“I really wanted to be a voice for the community,” she said. “I knew that people were counting on me, and that they voted me in for a reason.”
Ryan took her seat on the board several months after President Trump’s inauguration, just as the dust was settling in Rutland City over the contentious conversation about Syrian refugee resettlement.
Through Ryan’s eyes, the ideological chasm among Rutlanders, particularly as it relates to race, has not subsided.
As the chair of the board’s Human Resources Committee, Ryan’s first project — mandatory implicit bias training for city officials — was born in response to a meme another alderman posted to Facebook.
“White privilege,” it said, “The ability to suffer life’s universal indignities without blaming another ethnic group.” Behind the text, a photo showed a white family living in apparent poverty — a mother cooking in a small kitchen alongside three children with oversized, dirt-streaked clothes.
The meme was posted in July, and despite Ryan pressing through the winter, the training hadn’t taken place. Meanwhile, the board’s conversations and local coverage of the issue pushed her to the conflict’s figurative center stage.
“It was such a fight,” she said. “It was eight months of pure hell. I had community members bullying me, I had older men bullying me and harassing me, I had people I don’t even know saying things to me. All because I wanted this training to happen for everybody.”
She was harassed by other aldermen, city officials and their spouses, she said.
The city finally held a one-time, non-mandatory training in February of 2020. Over the summer, Ryan posed the idea of holding another training as a refresher, and for new city employees.
“The thoughts were, ‘we don’t need it,’” Ryan said. “One alderman said that it was embarrassing.”
Recently, Ryan has spoken in favor of changing the high school mascot’s name, tied to racist stereotypes of Native Americans. When fellow members of the board of aldermen tried to bring the question to a non-binding city-wide vote, hoping to convince the school board to keep the name, Ryan spoke out against the referendum.
“We’re talking about discussing a reason why this is inappropriate, why this is being brought up, and the racism that is embedded within it,” Ryan said at a board meeting in September. “So we want to have that conversation. That’s what folks are asking for. But we can’t even warrant ourselves to have implicit bias training about this very type of thing, which absolutely blows my mind. You all should be ashamed of yourselves.”
When a former alderman posted an article with the final snippet of Ryan’s quote on Facebook, 120 commenters responded. A majority expressed outrage about her comments — and that she held a position on the board at all. Many called Ryan a racist. Ryan said she’s often called a “Black racist.”
“Why doesn’t Ms. Ryan tend to city business instead of trying to create a problem that doesn’t exist, or get out,” one commenter wrote, then later, “It’s like we have to change our lives for one or two people.”
“There were days where I didn’t want to get out of bed,” Ryan said. “I didn’t want to go outside. I didn’t want to do anything.
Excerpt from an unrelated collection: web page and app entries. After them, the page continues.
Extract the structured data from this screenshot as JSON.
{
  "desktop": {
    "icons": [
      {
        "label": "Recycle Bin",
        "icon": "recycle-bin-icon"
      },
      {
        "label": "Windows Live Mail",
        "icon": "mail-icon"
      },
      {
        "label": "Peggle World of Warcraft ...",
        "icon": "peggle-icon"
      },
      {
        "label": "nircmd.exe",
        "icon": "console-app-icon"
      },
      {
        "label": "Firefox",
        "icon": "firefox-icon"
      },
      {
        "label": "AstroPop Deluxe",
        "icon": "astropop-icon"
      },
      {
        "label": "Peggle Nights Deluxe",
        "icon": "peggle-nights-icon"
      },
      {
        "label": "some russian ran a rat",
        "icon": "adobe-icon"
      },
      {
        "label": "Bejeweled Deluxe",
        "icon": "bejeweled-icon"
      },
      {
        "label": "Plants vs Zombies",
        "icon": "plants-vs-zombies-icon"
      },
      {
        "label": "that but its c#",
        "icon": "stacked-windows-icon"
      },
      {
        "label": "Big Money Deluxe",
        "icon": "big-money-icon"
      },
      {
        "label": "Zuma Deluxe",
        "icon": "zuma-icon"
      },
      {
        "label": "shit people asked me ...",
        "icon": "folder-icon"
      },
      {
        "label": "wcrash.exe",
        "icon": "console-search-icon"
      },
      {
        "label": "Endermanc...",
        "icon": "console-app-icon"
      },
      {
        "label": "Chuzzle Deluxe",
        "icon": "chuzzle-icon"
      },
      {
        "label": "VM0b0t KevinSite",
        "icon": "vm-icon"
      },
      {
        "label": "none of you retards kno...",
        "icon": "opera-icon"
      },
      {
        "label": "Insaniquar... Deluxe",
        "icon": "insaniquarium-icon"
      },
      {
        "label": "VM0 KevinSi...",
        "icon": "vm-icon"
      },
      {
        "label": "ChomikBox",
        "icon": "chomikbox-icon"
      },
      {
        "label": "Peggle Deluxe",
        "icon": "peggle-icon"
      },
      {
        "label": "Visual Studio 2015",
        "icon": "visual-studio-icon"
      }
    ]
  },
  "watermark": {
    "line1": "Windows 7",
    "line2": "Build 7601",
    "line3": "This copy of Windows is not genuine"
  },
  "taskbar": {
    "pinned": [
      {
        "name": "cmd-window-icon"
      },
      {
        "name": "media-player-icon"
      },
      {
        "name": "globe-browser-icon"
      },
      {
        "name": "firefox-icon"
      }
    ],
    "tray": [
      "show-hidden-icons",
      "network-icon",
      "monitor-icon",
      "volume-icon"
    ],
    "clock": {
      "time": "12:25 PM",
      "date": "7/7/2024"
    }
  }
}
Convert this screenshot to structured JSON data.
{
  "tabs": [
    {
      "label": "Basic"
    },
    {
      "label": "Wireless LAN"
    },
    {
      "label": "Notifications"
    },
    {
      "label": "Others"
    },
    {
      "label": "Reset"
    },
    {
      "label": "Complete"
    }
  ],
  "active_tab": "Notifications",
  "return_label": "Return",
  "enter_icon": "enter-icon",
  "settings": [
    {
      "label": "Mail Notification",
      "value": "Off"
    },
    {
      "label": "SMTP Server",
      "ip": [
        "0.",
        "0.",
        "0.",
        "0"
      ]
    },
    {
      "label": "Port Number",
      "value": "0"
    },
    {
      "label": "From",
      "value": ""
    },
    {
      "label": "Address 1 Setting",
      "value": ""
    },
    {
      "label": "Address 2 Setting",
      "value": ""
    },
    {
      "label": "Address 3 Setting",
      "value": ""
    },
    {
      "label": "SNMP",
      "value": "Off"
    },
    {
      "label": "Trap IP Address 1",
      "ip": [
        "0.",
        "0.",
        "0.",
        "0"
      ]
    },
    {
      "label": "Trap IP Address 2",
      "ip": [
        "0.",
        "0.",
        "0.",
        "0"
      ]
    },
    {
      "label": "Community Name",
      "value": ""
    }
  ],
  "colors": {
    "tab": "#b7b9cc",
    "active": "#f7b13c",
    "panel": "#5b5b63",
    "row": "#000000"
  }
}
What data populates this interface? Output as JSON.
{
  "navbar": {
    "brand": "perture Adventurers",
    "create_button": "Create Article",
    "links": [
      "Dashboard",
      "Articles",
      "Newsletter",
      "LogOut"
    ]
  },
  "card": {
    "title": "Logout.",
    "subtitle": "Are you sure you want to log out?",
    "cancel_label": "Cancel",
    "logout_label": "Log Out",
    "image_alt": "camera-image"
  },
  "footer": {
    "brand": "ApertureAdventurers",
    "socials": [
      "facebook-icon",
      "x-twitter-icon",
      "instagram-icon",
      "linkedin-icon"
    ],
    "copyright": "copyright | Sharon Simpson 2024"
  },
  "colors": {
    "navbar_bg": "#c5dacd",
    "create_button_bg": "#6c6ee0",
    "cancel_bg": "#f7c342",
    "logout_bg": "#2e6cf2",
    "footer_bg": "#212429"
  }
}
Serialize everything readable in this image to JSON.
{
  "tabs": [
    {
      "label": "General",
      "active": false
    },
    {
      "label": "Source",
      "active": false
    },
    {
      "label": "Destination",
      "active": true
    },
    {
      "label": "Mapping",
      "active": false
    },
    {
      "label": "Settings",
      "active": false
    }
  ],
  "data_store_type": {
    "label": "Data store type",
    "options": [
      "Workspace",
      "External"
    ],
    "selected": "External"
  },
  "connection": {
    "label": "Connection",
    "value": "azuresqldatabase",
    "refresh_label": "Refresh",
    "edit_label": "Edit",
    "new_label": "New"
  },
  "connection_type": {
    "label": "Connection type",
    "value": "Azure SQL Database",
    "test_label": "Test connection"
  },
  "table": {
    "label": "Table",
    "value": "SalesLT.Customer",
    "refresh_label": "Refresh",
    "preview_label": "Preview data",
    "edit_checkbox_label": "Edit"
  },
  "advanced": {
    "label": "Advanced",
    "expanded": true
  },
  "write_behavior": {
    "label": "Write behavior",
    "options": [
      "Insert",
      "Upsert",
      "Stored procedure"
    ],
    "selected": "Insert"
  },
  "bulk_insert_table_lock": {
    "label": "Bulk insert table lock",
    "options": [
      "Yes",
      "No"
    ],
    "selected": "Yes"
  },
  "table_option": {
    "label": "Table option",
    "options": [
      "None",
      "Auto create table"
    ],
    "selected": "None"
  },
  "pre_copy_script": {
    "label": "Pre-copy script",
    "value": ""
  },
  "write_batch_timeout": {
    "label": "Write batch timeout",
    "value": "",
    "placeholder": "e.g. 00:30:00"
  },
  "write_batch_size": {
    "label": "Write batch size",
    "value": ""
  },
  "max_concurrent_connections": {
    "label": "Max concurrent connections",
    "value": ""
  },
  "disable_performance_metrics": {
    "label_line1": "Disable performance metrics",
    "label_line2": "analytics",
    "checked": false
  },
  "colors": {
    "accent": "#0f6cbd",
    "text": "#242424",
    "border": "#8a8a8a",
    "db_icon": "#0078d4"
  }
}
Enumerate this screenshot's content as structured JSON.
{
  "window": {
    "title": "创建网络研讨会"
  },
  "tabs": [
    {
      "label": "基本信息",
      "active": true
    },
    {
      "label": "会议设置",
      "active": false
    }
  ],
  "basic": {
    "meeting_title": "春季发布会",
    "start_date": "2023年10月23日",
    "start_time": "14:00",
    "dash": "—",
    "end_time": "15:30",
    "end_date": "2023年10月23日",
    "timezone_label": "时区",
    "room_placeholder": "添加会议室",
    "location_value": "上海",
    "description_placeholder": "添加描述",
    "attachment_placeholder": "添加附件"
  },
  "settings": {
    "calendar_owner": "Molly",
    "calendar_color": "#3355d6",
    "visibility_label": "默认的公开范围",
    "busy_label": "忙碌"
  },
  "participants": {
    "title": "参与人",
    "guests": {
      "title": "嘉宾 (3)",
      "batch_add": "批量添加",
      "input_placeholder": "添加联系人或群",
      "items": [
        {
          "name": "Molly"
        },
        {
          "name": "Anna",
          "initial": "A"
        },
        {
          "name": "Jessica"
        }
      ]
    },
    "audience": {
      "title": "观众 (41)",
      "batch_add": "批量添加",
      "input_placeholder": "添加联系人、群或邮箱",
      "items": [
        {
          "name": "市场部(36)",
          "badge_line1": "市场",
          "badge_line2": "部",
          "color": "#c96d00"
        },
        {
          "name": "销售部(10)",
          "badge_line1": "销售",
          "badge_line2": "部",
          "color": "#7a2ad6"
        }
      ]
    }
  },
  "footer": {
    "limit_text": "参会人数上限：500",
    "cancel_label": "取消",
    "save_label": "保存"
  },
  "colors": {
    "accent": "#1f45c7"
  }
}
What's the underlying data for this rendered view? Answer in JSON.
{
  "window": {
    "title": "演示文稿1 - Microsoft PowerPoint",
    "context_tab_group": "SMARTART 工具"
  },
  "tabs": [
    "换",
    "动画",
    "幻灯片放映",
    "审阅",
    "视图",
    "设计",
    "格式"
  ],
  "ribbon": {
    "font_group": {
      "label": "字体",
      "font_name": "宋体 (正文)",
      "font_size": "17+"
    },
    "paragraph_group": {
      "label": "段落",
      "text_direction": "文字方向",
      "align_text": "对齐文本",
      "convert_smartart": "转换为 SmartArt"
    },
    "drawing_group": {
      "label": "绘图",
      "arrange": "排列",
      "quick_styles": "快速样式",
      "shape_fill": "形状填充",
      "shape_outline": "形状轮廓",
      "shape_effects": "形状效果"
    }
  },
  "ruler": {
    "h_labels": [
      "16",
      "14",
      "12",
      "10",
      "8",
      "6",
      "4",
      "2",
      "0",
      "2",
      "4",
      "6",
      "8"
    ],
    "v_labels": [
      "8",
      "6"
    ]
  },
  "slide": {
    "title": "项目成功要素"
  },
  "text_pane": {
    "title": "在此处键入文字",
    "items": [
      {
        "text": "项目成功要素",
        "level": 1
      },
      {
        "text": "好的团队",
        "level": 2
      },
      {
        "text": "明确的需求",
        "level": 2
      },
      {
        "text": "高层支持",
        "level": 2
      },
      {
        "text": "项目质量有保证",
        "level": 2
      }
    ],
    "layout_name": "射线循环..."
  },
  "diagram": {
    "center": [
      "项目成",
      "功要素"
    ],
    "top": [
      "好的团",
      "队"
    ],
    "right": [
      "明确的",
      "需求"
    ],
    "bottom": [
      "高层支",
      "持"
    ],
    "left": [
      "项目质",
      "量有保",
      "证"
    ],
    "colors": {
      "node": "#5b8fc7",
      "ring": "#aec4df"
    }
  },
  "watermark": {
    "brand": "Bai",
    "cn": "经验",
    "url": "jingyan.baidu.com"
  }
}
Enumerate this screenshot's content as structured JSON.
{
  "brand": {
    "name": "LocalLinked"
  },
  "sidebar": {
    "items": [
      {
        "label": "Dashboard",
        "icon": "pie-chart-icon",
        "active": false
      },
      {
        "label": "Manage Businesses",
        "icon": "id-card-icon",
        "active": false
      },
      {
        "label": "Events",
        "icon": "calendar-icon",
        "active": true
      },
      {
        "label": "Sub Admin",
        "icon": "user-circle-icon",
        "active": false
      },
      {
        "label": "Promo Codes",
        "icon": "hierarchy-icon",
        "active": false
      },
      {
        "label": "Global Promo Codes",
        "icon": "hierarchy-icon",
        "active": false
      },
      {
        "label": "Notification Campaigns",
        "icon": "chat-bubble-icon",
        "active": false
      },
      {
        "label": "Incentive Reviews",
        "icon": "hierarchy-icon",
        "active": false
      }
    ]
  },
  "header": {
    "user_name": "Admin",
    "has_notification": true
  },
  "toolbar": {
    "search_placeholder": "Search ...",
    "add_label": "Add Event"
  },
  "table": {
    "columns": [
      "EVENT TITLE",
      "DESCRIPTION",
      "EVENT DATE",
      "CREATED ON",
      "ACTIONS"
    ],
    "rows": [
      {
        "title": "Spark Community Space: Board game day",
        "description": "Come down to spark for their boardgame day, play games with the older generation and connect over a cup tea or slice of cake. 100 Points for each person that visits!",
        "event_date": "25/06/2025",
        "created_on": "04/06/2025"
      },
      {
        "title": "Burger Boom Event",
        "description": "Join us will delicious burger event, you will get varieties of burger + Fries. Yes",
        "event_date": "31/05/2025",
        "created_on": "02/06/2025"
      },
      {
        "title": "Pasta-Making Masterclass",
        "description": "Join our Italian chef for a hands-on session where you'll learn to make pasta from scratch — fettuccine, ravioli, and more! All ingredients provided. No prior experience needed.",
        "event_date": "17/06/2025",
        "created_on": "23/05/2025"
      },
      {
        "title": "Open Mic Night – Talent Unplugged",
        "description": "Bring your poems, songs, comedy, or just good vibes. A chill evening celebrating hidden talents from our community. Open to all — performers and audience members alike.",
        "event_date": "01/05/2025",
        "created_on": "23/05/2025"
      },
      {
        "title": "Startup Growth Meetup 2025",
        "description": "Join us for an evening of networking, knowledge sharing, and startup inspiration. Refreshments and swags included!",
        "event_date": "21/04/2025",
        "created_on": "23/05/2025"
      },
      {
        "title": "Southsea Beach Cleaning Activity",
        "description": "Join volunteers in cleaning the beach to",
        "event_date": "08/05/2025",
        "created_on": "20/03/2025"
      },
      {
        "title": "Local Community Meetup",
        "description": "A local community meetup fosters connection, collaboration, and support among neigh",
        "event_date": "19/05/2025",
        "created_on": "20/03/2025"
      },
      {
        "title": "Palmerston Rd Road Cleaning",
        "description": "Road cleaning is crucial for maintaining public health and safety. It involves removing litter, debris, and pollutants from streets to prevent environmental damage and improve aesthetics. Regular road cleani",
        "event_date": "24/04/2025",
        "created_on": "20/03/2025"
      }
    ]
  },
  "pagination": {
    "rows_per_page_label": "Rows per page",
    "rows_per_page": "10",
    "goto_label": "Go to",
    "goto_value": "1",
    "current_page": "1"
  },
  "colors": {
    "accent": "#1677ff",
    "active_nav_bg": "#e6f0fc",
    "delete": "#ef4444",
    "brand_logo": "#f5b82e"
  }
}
I just felt like I couldn’t face the world.”
Ryan watched Moore and Morris go through similar cycles: taking positions of power — sometimes with specific hopes of addressing systemic racism — being burdened with stories about harassment, taking a stand, and finally, watching the racism become personal.
“I was really trying to find the niche that would allow me to still love my city, but also hold it accountable, and be able to work together to improve it,” she said.
It’s taking a toll, she said. But, at the very least, she’s planning to stay.
“They’re trying to drive us out of here,” she said. “Well, guess what? I belong here. I grew up here. I pay taxes here. I’ve lived here my whole life. And I’m not going anywhere.”
Emma Cotton covers southern Vermont for VTDigger. This dispatch is part of a series called “On the Ground” with Report for America, an initiative of The GroundTruth Project. Follow her on Twitter: @ehcotton